On Sunday, Wilko will shut the doors of its final 41 stores after they finish serving customers.
Store shelves have already become bare as it sells off its last remaining products in order to recover more cash to help repay Wilko’s outstanding debts.
It will bring to a close one of the largest high street failures in recent years, with almost all of Wilko’s 12,500 workers being made redundant.
Here is a map which shows the 41 stores due to close on Sunday 8 October:
Wilko was originally founded by James Kemsey Wilkinson in Leicester in 1930.
The family-owned business hired administrators from PwC after it came under pressure from weak consumer spending and debts to suppliers.
PwC then held talks with interested firms but was unable to secure a rescue deal for the whole firm, with a potential takeover by HMV owner Doug Putman collapsing.
As a result, administrators sold off a raft of the company’s assets in order to pay off creditors.
Deals were agreed to sell up to 71 stores to Poundland, and to sell up to 51 shops to fellow rival discounter B&M. However, both deals did not include staff.
Empty shelves inside Wilko in Brownhills near Walsall, one of the first Wilko stores to close— (PA Wire)
Last week, Poundland said it had offered jobs to more than 200 former Wilko workers and has already reopened 20 of these sites under its brand.

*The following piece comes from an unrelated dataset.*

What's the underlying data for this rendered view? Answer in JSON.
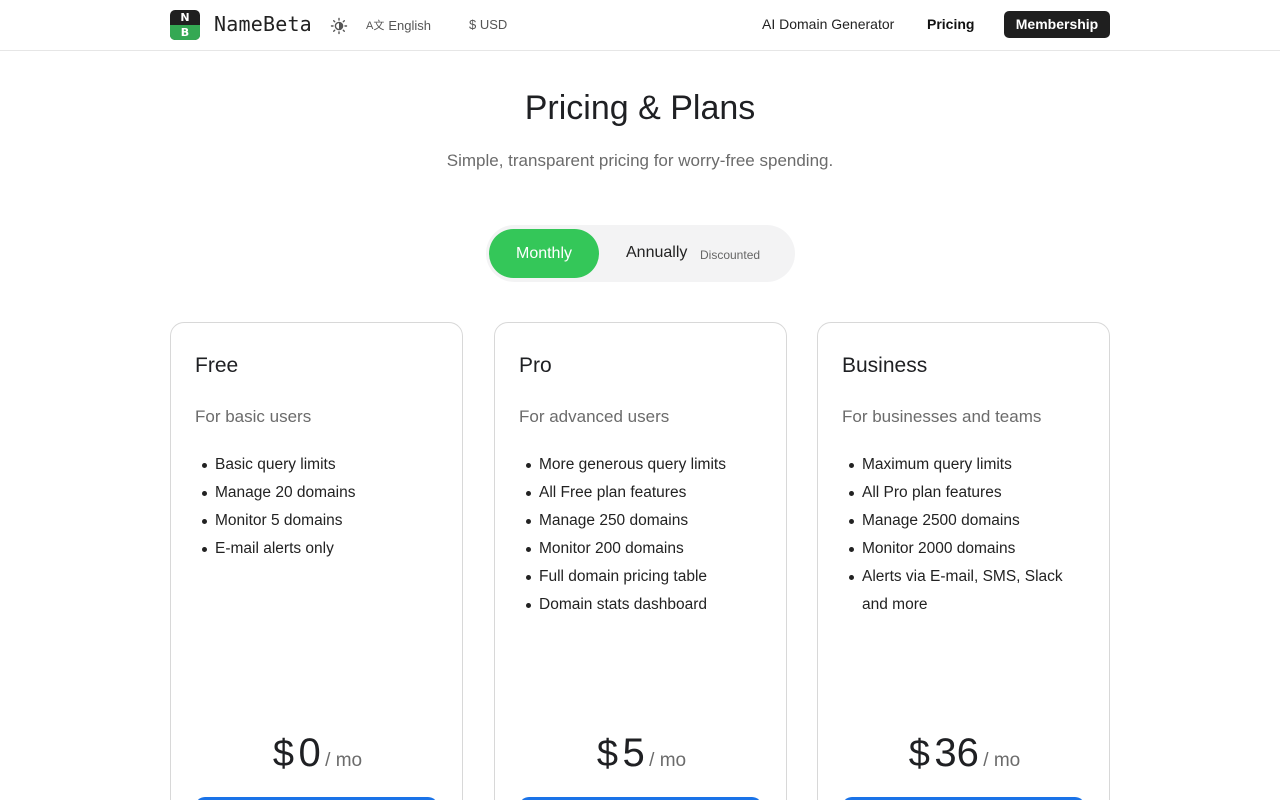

However, the Times has reported that some of the store takeovers could fail after the new owners were accused of delaying completion with efforts to set up new rent and lease arrangements with more favourable terms.
The Wilko brand will not disappear from the high street completely despite the collapse, after The Range struck a deal to buy its brand, website and intellectual property for £5 million.
The Range said it will sell Wilko products “in-store”, although it is currently not expected to set up standalone Wilko shops.
It is set to restart home deliveries through
Administrators for Wilko confirmed in filings last week that the business owed around £625 million when it went bust.
The documents also showed the retailer’s pension fund was left more than £50 million in deficit and is unlikely to receive more than £4 million following the insolvency process.